Thank goodness that SF has folks like him that care enough to bring the foods of their homeland to our fair city. Next time try: stew octopus, pasta with cauliflower and bottarga.

Previous post on La Ciccia

Church and 30th

Sunday, September 16, 2007


Instead of Dean's Cafe, this place should be called The Omelette. The large Denny's sized tri-fold menu is filled with at least fifty different omelettes. (Click on the menu pic to see for yourself!) The decor is faux wood paneling and a room full of 1960's style vinyl covered cushioned booths. This was a real blast from the past. Super casual and very old school, I half expected the waitresses to be named Flo and to be smoking as they took our order.

The omelettes are huge belly busters, I asked for mine: green chili, chorizo and jack cheese, egg white only -- I suspect they put about eight egg whites in there to compensate for the usual four full eggs they put in each one. Not to mention that these omelettes came filled to the brim like a one pound Mission burrito! Just the thing for a post exercise meal. Only in Pleasanton.

Monday, September 10, 2007


Update: This place is now Poc Chuc.

Lunch hour in the Mission is full of options. Why have carnitas or tripitas at one of the excellent taqueries everyday when you can throw in some regional variations from time to time? That is why I returned to Popol Vuh, a Yucatecan place on 16th and South Van Ness near the Jeep dealership. On my first visit with A, we sampled the panuchos. I asked for one with turkey, a traditional panucho filling, though it was not on the menu. The very friendly server (who seems like he's the owner) was happy to oblige. I found the panuchos to be as good as any I have eaten in SF. The menu states that the tortilla is handmade, I could definitely taste the difference. I'm sure that they hand make theirs on the premises. The pickled onions atop the panucho were bright and fresh and it seemed that the cook takes pride in her cooking. The second time I went, I peeked in the kitchen and was delighted to see a 60-ish year old Latino woman at the stove. She bore some resemblance to the server, so I'm guessing it's a family operation. Mom in the kitchen and son at the counter.

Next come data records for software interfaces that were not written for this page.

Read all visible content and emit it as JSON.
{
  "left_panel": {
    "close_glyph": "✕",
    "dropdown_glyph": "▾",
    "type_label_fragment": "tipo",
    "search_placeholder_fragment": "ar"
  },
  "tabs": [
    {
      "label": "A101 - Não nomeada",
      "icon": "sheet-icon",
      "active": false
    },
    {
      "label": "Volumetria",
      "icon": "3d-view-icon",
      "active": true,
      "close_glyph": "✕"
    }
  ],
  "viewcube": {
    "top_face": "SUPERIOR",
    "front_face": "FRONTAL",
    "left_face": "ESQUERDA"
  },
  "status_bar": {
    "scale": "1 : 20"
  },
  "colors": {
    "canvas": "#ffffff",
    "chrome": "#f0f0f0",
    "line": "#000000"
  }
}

No wonder they take such care with each dish.

This time I ordered the
Escabeche de Pavo which was a simple home style preparation of turkey in a meaty broth topped with some pickled onion and accompanied by pickled jalapenos. This was comfort food at its best, simple and warming. I felt really guilty about wasting the stack of beautiful handmade tortillas they set in front of me. So I immediately indicated that I wouldn't need them. Next time I need to try the Mondongo.

16th at South Van Ness

Saturday, September 8, 2007